I was going through an old trunk with my mother last month. She had forgotten what was in it, but she remembered as soon as I pulled out the various articles of clothing. A dress that had been worn by her grandmother around the turn of the twentieth century, two fancy shawls from the same era, a couple dresses her mother had worn in the Forties, and so forth. She didn’t want them. I didn’t want them. So I took the lot to a local vintage clothing store where the owner was ecstatic to have the opportunity to buy such clothing in relatively good condition. (“This is why I went into this business,” she said happily.)

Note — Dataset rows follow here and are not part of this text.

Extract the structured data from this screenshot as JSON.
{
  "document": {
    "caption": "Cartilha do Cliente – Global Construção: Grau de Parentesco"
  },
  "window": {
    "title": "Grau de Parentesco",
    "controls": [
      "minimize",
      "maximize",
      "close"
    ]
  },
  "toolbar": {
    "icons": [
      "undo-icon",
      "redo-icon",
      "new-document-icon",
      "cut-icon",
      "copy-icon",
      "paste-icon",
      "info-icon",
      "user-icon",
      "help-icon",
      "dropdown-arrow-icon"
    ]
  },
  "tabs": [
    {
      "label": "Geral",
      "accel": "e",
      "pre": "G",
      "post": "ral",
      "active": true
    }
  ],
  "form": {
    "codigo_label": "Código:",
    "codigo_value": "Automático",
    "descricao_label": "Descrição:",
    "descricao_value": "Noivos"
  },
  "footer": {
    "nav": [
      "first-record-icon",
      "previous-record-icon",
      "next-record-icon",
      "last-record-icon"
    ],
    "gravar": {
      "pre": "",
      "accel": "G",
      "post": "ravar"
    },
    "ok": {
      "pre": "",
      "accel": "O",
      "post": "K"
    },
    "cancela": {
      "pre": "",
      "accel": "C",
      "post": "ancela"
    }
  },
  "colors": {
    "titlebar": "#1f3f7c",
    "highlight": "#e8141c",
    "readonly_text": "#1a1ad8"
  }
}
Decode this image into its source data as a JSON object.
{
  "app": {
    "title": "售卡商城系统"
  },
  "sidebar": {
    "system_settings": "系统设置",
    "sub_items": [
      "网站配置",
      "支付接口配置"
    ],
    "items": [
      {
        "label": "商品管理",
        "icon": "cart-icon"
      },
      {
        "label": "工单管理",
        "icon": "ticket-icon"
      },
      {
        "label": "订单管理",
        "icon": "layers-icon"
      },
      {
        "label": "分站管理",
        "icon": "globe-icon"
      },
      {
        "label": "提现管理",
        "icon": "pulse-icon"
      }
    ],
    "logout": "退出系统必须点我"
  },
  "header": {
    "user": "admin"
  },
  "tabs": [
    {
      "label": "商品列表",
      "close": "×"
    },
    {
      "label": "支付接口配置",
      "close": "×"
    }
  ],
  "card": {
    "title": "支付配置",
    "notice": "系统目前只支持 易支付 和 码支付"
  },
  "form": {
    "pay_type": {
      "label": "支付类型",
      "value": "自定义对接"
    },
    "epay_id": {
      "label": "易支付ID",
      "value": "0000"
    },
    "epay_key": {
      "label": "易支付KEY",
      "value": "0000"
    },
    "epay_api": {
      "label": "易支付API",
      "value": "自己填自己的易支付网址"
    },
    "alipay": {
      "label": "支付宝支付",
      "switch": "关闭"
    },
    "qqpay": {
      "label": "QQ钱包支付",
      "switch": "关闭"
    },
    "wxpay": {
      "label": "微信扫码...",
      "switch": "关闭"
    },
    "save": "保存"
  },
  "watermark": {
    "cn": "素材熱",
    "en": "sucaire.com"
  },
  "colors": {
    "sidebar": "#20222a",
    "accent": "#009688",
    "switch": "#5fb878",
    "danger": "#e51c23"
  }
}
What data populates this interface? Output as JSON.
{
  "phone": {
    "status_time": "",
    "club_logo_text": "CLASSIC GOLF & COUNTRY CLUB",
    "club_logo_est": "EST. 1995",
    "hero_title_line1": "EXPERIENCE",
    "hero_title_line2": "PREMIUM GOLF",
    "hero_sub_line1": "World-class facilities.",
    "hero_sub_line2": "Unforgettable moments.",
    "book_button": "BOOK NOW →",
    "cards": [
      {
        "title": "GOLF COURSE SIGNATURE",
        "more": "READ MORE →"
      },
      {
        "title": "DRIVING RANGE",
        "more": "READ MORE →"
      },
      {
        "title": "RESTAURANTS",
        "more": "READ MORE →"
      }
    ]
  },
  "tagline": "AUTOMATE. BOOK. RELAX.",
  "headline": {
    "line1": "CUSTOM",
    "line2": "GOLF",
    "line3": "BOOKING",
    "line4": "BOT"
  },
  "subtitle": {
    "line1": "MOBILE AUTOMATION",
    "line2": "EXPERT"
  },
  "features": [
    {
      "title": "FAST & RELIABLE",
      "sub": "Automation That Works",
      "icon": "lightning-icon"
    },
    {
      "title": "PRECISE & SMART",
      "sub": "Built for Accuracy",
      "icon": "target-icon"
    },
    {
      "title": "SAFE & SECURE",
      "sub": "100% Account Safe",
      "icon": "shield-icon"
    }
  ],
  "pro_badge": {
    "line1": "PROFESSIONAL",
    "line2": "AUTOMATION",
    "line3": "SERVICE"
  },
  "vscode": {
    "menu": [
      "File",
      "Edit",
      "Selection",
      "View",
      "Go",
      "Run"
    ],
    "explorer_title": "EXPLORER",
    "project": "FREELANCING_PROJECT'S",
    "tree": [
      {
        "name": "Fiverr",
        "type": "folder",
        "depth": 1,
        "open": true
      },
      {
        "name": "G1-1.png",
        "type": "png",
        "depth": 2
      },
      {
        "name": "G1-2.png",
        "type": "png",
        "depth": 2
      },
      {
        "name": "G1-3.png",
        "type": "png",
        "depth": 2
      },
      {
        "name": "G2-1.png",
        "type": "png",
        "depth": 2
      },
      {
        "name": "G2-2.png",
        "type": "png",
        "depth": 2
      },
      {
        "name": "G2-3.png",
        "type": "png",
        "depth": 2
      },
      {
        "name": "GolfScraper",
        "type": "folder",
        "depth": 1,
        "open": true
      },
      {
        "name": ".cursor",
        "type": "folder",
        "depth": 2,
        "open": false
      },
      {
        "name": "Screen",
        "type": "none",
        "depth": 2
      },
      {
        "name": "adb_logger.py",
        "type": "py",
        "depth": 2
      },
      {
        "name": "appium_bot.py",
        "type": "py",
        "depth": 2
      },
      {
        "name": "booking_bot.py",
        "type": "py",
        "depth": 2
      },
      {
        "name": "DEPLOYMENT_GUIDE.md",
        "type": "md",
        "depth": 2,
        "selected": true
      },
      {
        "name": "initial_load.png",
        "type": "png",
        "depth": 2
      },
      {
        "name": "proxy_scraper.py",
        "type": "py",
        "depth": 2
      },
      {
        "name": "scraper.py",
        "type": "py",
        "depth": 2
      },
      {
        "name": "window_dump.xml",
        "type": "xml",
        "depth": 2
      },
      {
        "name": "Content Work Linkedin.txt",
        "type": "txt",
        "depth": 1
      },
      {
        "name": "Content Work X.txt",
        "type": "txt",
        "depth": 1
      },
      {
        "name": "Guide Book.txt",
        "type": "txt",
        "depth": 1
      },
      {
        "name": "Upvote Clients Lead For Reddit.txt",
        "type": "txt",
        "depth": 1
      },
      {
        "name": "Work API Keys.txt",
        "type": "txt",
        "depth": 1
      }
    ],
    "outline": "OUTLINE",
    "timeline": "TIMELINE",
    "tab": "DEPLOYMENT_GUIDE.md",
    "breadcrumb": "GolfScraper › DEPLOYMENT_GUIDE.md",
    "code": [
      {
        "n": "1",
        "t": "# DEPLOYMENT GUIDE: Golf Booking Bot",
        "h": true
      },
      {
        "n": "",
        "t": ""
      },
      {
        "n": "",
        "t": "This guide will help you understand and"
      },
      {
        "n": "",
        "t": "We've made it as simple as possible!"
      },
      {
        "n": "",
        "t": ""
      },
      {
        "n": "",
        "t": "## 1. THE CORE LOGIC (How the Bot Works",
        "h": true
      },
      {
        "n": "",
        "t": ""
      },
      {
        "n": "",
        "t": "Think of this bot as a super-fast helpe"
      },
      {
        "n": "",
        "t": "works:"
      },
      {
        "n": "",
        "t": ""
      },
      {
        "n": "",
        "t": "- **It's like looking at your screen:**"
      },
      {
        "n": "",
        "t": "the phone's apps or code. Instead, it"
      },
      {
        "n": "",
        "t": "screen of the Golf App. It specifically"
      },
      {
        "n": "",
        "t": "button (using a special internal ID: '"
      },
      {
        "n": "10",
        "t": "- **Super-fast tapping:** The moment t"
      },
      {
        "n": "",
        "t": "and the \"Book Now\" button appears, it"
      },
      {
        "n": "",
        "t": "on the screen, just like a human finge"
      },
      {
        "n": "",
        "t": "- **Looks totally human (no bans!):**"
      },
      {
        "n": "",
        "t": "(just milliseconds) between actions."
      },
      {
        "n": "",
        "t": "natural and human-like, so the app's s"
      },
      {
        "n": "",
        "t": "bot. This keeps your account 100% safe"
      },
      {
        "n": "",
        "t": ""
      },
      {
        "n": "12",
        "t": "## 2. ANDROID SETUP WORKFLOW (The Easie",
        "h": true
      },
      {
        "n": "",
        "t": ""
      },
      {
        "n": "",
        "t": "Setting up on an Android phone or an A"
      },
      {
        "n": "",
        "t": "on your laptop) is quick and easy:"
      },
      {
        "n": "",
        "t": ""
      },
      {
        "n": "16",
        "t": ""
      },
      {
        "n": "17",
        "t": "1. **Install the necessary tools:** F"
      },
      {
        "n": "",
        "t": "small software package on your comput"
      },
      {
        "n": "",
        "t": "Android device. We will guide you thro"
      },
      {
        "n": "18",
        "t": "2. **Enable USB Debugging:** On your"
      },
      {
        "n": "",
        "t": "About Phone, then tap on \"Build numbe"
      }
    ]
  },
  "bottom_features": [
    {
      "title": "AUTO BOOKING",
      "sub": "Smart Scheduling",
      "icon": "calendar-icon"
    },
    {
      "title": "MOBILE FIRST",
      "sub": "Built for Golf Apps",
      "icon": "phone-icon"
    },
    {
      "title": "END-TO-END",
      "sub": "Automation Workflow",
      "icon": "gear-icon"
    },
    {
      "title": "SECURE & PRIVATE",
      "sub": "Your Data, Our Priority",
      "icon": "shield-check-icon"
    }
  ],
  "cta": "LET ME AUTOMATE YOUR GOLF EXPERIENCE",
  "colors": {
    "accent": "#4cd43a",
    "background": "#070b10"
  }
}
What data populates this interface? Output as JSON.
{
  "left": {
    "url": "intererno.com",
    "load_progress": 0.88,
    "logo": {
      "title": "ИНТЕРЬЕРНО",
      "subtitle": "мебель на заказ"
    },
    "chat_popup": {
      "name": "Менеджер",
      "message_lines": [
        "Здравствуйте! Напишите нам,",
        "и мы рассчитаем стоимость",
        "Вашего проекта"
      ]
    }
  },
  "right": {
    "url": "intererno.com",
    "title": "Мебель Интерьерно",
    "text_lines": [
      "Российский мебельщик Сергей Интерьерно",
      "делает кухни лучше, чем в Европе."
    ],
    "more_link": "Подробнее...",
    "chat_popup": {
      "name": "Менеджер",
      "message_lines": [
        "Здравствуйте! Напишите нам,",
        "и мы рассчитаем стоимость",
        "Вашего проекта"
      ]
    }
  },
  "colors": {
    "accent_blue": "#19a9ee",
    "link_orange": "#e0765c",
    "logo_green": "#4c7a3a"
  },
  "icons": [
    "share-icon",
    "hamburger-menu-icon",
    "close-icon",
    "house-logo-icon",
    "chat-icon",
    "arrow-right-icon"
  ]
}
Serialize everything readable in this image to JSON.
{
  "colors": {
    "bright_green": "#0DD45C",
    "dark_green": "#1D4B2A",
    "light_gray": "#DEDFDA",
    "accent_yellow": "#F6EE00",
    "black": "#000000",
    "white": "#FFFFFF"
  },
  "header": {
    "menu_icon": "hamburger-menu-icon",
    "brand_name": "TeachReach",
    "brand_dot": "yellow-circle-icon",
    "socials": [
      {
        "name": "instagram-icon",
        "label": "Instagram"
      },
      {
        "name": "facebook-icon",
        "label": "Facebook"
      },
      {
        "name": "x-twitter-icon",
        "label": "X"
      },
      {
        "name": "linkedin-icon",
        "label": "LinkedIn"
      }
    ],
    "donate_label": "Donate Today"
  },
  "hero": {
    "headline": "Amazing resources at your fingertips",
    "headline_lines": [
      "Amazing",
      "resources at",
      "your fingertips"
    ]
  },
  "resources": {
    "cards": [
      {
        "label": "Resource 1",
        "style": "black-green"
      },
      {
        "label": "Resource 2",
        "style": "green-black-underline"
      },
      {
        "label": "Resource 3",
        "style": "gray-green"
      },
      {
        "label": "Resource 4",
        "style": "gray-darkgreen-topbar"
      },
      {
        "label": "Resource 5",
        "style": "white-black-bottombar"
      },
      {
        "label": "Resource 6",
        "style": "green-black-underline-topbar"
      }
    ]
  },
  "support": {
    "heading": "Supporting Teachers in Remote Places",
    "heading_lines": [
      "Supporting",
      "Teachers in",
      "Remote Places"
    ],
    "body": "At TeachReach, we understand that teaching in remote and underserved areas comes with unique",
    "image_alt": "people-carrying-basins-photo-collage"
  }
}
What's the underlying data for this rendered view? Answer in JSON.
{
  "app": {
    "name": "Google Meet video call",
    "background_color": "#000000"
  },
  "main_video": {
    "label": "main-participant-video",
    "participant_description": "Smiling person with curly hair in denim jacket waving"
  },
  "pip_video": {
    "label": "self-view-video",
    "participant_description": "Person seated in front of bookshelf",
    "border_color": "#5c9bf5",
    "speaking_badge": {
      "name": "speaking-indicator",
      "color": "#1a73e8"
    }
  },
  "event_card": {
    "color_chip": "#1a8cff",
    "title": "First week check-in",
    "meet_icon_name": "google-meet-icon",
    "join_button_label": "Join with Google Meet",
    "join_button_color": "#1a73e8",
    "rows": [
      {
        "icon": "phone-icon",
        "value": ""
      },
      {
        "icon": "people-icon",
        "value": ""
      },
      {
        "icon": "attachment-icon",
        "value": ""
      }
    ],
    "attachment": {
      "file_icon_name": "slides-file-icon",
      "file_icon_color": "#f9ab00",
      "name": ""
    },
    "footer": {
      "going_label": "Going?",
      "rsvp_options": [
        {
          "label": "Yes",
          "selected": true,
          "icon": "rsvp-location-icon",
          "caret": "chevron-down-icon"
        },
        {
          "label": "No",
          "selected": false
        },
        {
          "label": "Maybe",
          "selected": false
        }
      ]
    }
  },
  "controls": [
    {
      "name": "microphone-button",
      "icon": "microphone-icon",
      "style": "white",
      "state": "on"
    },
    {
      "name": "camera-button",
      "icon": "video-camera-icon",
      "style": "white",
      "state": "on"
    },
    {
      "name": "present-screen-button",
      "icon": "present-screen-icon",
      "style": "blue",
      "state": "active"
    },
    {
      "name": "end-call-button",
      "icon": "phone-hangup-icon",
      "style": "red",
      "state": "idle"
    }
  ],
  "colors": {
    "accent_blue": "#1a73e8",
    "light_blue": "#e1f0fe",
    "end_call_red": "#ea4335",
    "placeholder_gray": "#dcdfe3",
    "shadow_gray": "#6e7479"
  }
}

At the last minute, I held one dress back. The vintage clothing store owner confirmed what my mother had said, that this was a day dress from the Twenties. It is a simple dress, cotton, straight waisted. I washed and ironed it, and if the occasion arises, I plan to wear it. Maybe my Roaring Twenties mystery series will get published, and I’ll need to appear at some book signing or conference and can wear something that not only dates from the era, but was owned by someone in my family. Here it is. Look at the cutwork lace. Really lovely work, and it’s “just” a day dress for casual wear!
The trouble with Prohibition is that it made liquor illegal . . . which made it impossible to regulate. Historians estimate that by the time Prohibition was rescinded in 1933, about 98% of all liquor contained poisons of some sort. Scary, huh?
Part of the problem was greed, part was amateur manufacturing. Adding embalming fluid gave bathtub gin an extra kick, so that was not uncommon. Some say this was the introduction of fruity mixed drinks, which were invented by bartenders to cover up the bad taste of the illegal hooch. Adulterated booze was known as money rum, sometimes bathtub gin. It was seldom real rum or gin, just moonshine, and it was often deadly.
Seems everyone knew someone who had died or gone blind after drinking bad booze. It probably happened far more often than anyone today appreciates–without any reliable statistics (it was illegal, after all) we can’t really know the extent of the devastation. Estimates by historians today suggest that during the first year of Prohibition, one thousand people died from adulterated liquor. By the fifth year, the annual toll had risen to four thousand. Why didn’t this cause more of a scandal? Remember, communications in that era were weak. People didn’t know much about what was going on in other states or even other parts of their own state. It’s a very sad side of the madcap “Roaring Twenties.”